Oxalate metabolism in renal stone disease with special reference to calcium metabolism and intestinal absorption.Scand J Urol Nephrol Suppl. 1989; 119:1-53.SJ

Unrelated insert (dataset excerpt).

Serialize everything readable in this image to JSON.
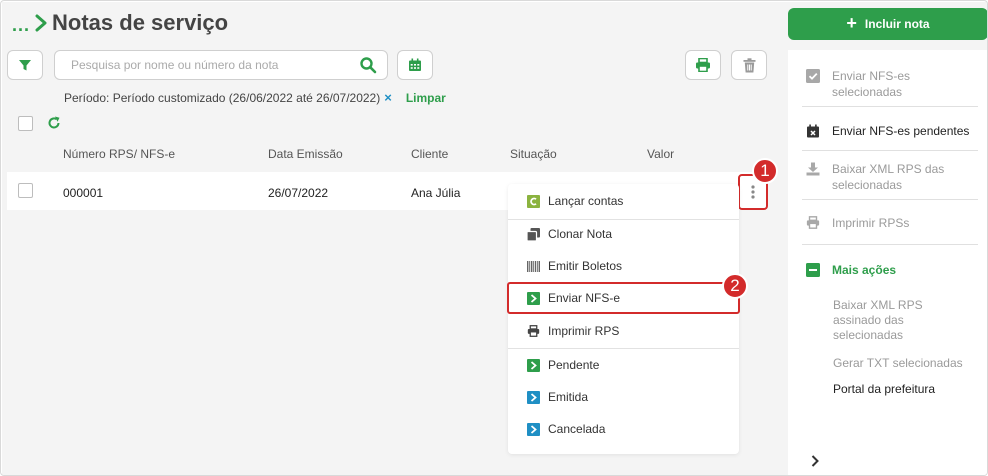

Hyperoxaluria and hypercalciuria are common features of renal calcium stone disease. The purpose of the present investigation was to examine the relationships between the intestinal absorption and the renal handling of oxalate and calcium in patients with idiopathic renal stone disease and in patients with enteric hyperoxaluria following jejunoileal bypass (JIB), in comparison with healthy controls. Hyperoxaluria was associated with a higher frequency of both stone episodes and stone operations than a lower urinary oxalate concentration. Patients with idiopathic stone disease showed increased intestinal uptake of both oxalate and calcium, which was probably of importance for their propensity to form calcium oxalate-containing stones. Hyperoxaluria in patients with JIB was found to be a result of hyperabsorption of oxalate, and these patients displayed altered oxalate kinetics with continued urinary excretion of orally administered 14C-oxalate for more than 48 hours. The prolonged excretion is assumed to be due to a prolonged absorption and/or an increased oxalate pool. Malabsorption of calcium and low fasting urinary calcium excretion in the JIB patients were associated with high tubular reabsorption of calcium, the latter presumably attributable to a compensatory increase in circulating parathyroid hormone (PTH). In most recurrent renal stone formers the urinary calcium concentration was increased, with an inverse relationship to serum PTH, indicating intestinal hyperabsorption of calcium. A subgroup of hypercalciuric patients showed increased urinary calcium due to reduced tubular reabsorption of calcium. It is suggested that this is a renal defect resulting in a compensatory rise in PTH. Two different mechanisms of similar prevalence might explain enhanced secretion of PTH in normocalcaemic stone disease, namely reduced calcium absorption and a renal defect in the form of reduced tubular reabsorption of calcium. Glycosaminoglycans efficiently inhibit calcium oxalate crystal growth by binding to the surface of calcium oxalate crystals. In this study the binding was dependent on ionic strength. Higher affinity to the crystals may be the reason why highly charged glycosaminoglycans were more efficient inhibitors of calcium oxalate crystal growth. A calcium-containing organic marine hydrocolloid with the capacity to bind oxalate in vitro was shown to reduce enteric hyperoxaluria. In addition to biochemical effects considerable improvements in diarrhoeal symptoms were reported.